"A future study which looks at ctDNA in lumbar puncture prior to any therapy will be important to establish the concept of assaying nucleic acids in the CSF prior to therapy to use as a diagnostic tool," Mass Gen's Carter added. "However, on the flipside, this study provides important information about detectable mutations after treatment has been initiated and may offer the possibility in the future of tracking patient responses."

Wen noted that while the study results may lead researchers to perform additional studies involving CSF and "other important steps," the liquid biopsy field "has a long way to go" before clinicians can begin to trust the tests for detecting glioblastoma.

Carter's own team MGH's Brain Tumor Center has focused on developing combination assays that integrate ctDNA and extracellular vesicles, which contain RNA in the blood of brain tumor patients. However, he emphasized that all assays developed to track potential glioma biomarkers — including those examined in the current study — have benefitted from improved sequencing methods and understanding of key genetic markers to track cancer patient response.
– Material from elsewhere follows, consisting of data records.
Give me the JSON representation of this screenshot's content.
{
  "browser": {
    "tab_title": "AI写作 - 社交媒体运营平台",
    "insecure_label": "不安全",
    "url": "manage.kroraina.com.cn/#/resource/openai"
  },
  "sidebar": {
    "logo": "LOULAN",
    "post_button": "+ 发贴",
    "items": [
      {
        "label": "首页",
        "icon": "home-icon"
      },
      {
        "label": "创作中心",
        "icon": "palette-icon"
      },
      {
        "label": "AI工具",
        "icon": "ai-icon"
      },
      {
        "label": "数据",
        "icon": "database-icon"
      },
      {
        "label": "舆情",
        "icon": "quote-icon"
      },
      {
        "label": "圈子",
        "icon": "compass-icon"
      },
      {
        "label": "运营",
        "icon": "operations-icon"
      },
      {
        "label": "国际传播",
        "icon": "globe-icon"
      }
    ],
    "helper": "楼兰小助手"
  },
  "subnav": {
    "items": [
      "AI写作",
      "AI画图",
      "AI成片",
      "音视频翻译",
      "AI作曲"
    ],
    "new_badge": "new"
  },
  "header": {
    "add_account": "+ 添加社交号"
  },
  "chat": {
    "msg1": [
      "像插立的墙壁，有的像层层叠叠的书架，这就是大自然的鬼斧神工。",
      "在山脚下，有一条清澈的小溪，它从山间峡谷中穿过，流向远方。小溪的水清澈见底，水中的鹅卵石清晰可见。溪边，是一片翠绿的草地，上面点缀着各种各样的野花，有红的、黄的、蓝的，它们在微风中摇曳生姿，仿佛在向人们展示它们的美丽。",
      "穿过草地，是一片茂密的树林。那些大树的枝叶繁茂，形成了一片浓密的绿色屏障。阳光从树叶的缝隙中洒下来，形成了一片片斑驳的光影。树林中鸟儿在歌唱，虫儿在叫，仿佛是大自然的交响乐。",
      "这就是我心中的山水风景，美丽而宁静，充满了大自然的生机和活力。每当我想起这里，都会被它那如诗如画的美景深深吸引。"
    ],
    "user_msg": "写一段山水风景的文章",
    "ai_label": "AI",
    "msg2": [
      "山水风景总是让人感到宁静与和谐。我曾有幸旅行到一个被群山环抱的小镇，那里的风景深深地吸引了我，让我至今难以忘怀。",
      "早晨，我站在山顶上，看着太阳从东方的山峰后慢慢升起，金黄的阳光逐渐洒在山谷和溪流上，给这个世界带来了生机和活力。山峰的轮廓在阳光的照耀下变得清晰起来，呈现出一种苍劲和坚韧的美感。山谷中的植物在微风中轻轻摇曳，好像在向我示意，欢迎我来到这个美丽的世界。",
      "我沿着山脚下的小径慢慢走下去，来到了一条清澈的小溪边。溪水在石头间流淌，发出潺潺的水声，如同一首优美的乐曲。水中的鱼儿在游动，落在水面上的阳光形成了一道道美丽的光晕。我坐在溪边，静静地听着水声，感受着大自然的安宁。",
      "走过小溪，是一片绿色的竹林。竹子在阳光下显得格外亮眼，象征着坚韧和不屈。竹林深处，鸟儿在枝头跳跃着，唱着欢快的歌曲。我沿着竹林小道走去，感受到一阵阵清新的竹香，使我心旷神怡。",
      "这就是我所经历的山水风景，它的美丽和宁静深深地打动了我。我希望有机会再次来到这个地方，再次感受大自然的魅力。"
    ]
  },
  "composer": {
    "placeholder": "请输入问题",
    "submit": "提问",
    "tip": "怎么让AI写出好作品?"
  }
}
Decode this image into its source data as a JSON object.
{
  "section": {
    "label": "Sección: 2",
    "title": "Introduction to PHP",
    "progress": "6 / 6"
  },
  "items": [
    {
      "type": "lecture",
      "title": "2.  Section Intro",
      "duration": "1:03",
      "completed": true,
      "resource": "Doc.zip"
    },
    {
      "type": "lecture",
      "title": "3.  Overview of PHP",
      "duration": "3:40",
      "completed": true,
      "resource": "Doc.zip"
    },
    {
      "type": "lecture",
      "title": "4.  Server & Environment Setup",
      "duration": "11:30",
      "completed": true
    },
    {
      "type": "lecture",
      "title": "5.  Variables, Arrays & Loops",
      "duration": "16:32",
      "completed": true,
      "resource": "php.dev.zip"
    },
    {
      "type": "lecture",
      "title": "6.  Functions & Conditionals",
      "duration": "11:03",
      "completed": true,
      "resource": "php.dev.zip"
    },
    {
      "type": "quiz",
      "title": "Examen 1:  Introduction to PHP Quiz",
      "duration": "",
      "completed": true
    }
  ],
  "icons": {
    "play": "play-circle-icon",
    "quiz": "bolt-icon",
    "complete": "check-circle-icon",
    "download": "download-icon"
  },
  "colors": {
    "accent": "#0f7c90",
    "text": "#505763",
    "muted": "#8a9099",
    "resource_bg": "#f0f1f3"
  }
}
"Although the authors (and our group and others) have focused on CSF initially because of the proximity of the body fluid to the tumor, the holy grail of this approach would be to have a blood-based assay." Nonetheless, Carter said that "CSF has much higher levels of tumor-shed nucleic acid than blood and has less contamination of DNA from other tissues, making it potentially a body fluid that will ultimately provide more information than the more difficult to achieve blood-based assay."